__ASSIGNED TASK__.
Please copy out all lines of the entries that contain the word "Stand".

__App and web page records__.
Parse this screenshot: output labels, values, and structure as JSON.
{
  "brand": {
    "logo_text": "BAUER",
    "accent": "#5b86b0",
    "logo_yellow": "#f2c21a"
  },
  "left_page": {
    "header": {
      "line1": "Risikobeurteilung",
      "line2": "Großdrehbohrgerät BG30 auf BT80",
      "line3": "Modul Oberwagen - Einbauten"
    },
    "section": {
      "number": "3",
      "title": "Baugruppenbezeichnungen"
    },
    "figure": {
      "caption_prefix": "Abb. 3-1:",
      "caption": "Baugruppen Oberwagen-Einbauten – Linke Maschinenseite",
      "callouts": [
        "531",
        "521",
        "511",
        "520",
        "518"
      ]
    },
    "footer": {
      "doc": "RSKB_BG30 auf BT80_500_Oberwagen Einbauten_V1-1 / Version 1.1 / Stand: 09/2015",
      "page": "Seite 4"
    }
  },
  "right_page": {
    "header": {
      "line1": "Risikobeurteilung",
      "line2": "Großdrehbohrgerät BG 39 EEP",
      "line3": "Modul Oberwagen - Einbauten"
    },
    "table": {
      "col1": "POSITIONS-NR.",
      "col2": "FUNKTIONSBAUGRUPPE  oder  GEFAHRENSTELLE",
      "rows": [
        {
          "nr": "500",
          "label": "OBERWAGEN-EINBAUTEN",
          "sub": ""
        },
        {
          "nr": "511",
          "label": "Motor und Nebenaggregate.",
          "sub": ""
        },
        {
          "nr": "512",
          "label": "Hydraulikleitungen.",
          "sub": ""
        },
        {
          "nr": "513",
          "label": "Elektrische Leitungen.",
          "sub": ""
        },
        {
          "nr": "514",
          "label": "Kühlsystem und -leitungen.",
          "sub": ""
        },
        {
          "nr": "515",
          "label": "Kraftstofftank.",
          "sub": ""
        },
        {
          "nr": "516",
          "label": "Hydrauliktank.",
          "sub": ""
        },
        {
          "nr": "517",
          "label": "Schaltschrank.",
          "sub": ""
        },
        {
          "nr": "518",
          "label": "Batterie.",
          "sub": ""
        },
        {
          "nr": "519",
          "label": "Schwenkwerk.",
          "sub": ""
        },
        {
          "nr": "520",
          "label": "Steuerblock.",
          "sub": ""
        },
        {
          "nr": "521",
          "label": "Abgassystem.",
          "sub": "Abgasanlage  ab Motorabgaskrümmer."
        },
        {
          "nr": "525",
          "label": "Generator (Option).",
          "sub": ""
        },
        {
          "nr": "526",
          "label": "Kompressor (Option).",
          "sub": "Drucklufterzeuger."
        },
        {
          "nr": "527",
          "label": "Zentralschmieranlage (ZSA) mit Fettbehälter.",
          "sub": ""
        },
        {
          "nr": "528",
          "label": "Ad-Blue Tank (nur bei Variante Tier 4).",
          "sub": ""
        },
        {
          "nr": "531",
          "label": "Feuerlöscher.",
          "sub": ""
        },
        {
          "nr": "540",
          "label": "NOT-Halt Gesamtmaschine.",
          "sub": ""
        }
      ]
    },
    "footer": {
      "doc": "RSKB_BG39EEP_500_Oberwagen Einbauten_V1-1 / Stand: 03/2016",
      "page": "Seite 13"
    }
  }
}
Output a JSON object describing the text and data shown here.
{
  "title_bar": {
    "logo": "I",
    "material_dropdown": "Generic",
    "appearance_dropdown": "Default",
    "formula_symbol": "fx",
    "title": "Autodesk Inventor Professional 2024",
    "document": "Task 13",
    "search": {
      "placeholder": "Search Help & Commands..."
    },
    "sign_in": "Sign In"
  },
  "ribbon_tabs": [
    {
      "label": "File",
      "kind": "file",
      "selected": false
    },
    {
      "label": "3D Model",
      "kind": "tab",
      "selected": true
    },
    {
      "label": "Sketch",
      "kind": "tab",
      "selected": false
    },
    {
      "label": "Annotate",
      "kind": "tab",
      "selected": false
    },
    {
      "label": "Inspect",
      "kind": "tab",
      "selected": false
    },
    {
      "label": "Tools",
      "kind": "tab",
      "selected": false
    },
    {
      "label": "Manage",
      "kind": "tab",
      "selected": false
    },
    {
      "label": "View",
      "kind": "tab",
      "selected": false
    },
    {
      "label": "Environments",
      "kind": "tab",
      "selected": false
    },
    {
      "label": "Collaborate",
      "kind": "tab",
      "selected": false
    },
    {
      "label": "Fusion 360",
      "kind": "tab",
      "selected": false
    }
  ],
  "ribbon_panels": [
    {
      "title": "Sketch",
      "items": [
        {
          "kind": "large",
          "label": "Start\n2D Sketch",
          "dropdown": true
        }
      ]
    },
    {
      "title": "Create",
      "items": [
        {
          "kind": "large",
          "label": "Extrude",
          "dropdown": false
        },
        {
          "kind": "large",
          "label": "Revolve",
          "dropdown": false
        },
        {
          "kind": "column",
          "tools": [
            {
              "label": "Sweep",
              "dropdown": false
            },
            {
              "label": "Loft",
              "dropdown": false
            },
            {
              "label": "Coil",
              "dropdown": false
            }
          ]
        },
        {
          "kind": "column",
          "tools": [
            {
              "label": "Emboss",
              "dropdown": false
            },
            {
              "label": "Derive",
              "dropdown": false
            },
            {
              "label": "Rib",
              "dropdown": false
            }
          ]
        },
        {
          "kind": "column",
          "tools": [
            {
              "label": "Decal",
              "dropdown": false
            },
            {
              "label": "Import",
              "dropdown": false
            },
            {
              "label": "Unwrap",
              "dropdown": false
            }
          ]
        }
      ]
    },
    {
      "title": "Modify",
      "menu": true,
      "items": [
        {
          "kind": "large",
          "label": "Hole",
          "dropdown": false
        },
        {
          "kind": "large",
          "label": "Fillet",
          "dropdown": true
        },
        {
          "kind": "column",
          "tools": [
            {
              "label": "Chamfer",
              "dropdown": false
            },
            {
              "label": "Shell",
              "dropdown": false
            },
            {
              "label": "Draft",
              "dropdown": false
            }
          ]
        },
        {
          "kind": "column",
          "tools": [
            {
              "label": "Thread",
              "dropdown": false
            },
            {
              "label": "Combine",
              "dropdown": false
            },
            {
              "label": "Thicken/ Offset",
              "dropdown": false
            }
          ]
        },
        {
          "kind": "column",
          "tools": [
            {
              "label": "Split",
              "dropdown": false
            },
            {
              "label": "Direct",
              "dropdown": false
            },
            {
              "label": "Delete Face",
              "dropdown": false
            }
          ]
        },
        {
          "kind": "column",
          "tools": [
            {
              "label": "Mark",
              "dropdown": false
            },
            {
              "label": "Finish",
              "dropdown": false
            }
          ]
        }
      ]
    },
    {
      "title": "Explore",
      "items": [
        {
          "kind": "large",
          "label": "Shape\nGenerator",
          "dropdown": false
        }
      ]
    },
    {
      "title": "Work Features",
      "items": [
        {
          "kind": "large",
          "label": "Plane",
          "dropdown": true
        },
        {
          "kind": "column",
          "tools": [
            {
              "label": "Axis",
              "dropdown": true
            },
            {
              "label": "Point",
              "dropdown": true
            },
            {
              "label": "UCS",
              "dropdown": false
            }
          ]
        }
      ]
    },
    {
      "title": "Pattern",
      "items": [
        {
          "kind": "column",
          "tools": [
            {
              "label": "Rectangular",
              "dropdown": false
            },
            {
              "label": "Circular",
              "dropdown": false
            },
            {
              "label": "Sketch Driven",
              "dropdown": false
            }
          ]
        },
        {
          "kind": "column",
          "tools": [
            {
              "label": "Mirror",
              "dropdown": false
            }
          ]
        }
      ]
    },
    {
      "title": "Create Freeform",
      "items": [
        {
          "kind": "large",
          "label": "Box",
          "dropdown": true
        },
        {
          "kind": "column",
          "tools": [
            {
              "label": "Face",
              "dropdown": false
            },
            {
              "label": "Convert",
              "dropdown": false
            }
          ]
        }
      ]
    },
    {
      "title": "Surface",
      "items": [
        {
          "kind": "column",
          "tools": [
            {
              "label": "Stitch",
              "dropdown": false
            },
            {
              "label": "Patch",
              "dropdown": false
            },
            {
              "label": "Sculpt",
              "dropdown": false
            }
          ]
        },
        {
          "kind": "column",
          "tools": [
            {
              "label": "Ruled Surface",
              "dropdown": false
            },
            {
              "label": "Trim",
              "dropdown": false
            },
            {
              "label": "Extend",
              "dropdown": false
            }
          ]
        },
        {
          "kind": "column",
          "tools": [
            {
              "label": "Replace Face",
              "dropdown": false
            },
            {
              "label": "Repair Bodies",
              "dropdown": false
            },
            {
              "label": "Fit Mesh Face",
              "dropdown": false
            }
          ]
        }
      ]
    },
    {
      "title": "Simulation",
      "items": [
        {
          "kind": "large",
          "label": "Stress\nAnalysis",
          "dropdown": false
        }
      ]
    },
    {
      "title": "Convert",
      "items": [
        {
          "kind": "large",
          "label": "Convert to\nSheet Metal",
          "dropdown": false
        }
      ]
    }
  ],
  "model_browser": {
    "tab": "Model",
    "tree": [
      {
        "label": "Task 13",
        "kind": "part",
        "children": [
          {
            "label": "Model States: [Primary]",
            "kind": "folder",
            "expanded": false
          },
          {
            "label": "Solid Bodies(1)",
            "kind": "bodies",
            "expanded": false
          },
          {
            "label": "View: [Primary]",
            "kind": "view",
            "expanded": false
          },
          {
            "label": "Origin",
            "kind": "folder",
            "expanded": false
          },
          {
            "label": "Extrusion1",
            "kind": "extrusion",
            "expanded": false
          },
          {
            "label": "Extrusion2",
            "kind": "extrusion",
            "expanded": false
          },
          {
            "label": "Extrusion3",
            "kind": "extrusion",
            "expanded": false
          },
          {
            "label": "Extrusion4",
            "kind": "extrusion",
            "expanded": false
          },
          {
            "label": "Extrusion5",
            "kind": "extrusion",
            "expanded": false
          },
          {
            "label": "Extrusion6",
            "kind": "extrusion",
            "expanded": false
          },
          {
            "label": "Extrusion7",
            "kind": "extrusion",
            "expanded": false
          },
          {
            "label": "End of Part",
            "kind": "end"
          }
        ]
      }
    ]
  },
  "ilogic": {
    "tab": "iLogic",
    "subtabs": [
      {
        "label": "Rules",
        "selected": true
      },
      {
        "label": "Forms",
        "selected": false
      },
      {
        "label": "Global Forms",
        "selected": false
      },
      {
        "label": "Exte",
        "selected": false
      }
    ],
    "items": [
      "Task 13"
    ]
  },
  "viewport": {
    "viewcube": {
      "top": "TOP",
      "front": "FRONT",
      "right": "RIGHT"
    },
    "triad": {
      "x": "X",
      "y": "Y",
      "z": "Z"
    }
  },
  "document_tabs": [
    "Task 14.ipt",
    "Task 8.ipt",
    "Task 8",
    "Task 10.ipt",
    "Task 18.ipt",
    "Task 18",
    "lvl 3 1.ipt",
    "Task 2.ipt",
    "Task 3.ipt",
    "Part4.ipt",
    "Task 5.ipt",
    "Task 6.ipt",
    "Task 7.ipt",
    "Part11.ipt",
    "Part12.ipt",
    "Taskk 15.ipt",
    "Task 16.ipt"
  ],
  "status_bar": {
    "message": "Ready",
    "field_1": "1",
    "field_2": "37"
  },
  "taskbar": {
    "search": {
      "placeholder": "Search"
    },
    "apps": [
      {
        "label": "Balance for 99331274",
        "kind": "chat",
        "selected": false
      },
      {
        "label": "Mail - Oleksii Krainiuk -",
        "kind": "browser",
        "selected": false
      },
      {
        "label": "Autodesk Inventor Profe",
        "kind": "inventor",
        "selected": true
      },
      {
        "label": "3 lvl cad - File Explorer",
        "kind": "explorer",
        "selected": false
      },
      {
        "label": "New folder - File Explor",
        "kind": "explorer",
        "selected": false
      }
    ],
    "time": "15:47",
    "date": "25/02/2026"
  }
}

__ANSWER SPACE__.
      "doc": "RSKB_BG30 auf BT80_500_Oberwagen Einbauten_V1-1 / Version 1.1 / Stand: 09/2015",
      "doc": "RSKB_BG39EEP_500_Oberwagen Einbauten_V1-1 / Stand: 03/2016",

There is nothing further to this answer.